By GARRET CONDON
For more than a century, cardiovascular disease has been the No. 1 killer of Americans. With one of us dying of heart disease every 34 seconds, it's no wonder the media are full of programs, potions, diets, research studies, would-be cures and preventive measures all aimed at keeping the ticker going. The problem is that it's hard to make sense of this torrent of information.
"You have to understand the difference between things strongly supported by medical evidence and things which you might be taking a bet on -- like vitamin E," said Dr. Harlan Krumholz, a professor of cardiology, epidemiology and public health at the Yale University School of Medicine. Ten years ago, he said, some scientists had a hunch that vitamin E supplements might protect against heart disease. "We now know it doesn't work," he said.
Krumholz is the author of the recently published paperback "The Expert Guide to Beating Heart Disease" (HarperCollins, $14.95), a book for people who want to focus on scientifically proven behavior and treatments that can reduce the risk of heart disease and minimize its impact on people who have already been diagnosed.
In a remarkably terse bit of writing, Krumholz lays out seven science-backed strategies that address what he calls the "bread-and-butter" issues that people need to consider when dealing with coronary artery disease.

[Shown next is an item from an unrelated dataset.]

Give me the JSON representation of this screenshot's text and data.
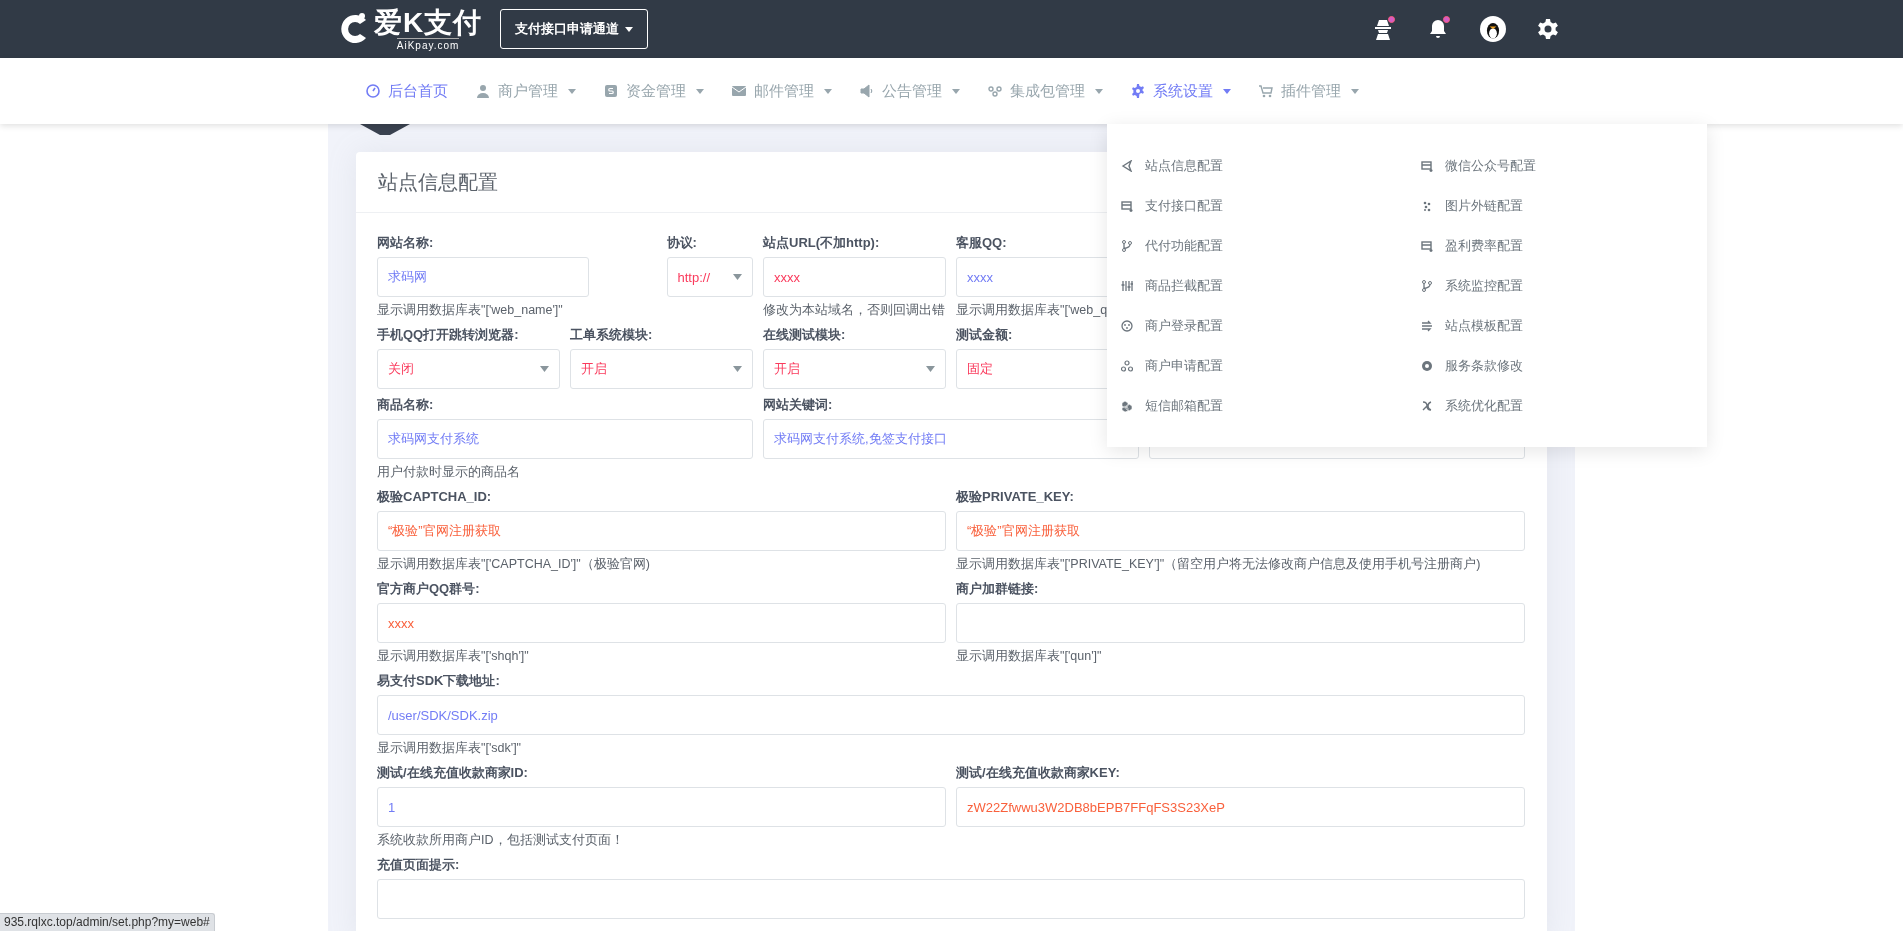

The seven key areas are: controlling blood pressure, managing cholesterol, getting fit, achieving a healthy weight, controlling blood sugar, quitting smoking and taking charge of medications.
Throughout the book, Krumholz encourages patients to give lifestyle changes a shot. For example, he writes that those with blood pressure in the "high-normal" range (systolic 130-139, diastolic 85-89) "should give a drug-free strategy a chance to work" because it can save individuals the cost and possible side effects of medications. Such a program includes losing weight, limiting alcohol intake, getting regular exercise, reducing salt intake and stopping smoking.
Krumholz doesn't neglect blood pressure medications; in fact, he explains the various classes of pressure-lowering drugs, how they work and what their side effects may be.
He takes a similar approach with each of the seven topics and follows each section with questions and answers that are the fruit of clinical experience at Yale, such as "Can eating more fiber, nuts, soy or garlic lower my cholesterol?" (There is not enough evidence to recommend such foods as first-line approaches to lowering cholesterol.)
There is even a chart in which Krumholz assigns three stars to such proven approaches as taking a beta-blocker and assigns a question mark to such tactics as drinking black tea.
Giving power to patients
People who concentrate on the high-percentage moves can not only become healthier, according to Krumholz, they also can become patients who are better able to be partners with their physicians.
"There are a lot of people who feel buffeted by their condition and the health-care system, and [they are] put into a depressed condition where they're victims and they're waiting for someone to tell them what the next test they need to take is," Krumholz said. "We need to balance the power here a little bit and make people understand the great importance of their engagement in their care."
Krumholz said that it's important that patients know what really works as well as what they can live with and what they're willing to do. Physicians can write prescriptions, but even the most tyrannical doctor can't compel patients to take them. As Krumholz observes, about half of the pills prescribed for heart disease never get swallowed. Ultimately, it's up to the patient.
"All of this is trying to give some of the power back to the patient and families," he said.